Activity: Search the entries below for the string "this" and copy the lines that hold it.

Task material:
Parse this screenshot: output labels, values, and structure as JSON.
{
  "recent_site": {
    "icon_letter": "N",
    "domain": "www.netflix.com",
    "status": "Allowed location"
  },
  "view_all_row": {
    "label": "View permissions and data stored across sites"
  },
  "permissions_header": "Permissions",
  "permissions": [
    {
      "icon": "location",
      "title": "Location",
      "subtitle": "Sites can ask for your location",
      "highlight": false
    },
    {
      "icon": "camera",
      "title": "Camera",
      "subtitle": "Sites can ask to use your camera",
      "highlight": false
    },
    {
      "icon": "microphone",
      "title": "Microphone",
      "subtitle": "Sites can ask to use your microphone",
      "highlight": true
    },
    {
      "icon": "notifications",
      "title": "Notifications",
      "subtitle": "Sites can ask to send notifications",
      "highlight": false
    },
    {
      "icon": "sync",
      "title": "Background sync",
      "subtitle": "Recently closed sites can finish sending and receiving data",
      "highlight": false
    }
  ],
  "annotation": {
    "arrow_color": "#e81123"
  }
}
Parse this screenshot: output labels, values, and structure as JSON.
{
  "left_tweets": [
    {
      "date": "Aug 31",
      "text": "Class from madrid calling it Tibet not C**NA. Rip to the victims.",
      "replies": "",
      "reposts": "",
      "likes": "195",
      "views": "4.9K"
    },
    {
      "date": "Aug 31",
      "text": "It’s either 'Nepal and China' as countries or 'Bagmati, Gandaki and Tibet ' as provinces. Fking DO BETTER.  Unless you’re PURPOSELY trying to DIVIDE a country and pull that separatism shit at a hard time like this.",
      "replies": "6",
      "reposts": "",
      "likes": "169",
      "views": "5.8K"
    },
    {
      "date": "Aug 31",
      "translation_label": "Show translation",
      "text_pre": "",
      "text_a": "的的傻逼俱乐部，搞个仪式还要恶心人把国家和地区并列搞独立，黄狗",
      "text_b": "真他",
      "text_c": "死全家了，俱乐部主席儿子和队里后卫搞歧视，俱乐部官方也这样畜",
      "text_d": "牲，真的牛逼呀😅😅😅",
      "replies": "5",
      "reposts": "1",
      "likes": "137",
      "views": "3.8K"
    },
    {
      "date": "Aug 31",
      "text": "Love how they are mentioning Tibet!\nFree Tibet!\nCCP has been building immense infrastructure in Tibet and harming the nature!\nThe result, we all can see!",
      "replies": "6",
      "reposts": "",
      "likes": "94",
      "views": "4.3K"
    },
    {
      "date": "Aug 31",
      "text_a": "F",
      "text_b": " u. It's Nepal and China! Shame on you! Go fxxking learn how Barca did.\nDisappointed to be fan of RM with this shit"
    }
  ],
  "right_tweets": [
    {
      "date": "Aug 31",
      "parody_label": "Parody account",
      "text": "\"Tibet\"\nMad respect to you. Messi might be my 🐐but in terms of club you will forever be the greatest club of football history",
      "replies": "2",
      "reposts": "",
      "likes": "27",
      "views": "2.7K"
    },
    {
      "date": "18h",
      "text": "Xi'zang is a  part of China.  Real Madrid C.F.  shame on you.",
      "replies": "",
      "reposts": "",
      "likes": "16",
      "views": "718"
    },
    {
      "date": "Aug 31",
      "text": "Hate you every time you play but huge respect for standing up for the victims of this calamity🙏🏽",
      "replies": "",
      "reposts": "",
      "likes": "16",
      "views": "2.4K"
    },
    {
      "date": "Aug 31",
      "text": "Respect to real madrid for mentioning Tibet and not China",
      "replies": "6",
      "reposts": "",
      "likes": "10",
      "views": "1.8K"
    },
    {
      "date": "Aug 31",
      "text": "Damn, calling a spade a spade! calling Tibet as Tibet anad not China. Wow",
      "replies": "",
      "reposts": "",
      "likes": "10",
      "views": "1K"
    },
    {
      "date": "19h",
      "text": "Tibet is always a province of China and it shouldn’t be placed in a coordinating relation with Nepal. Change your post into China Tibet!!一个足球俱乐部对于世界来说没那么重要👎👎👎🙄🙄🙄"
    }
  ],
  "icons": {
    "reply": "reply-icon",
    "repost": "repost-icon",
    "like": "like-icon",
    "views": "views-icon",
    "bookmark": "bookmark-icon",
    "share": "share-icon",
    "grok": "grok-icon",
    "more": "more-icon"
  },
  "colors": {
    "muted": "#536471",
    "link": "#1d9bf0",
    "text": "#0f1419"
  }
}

Answer space:
Parse this screenshot: output labels, values, and structure as JSON.
Parse this screenshot: output labels, values, and structure as JSON.
      "text": "It’s either 'Nepal and China' as countries or 'Bagmati, Gandaki and Tibet ' as provinces. Fking DO BETTER.  Unless you’re PURPOSELY trying to DIVIDE a country and pull that separatism shit at a hard time like this.",
      "text_b": " u. It's Nepal and China! Shame on you! Go fxxking learn how Barca did.\nDisappointed to be fan of RM with this shit"
      "text": "Hate you every time you play but huge respect for standing up for the victims of this calamity🙏🏽",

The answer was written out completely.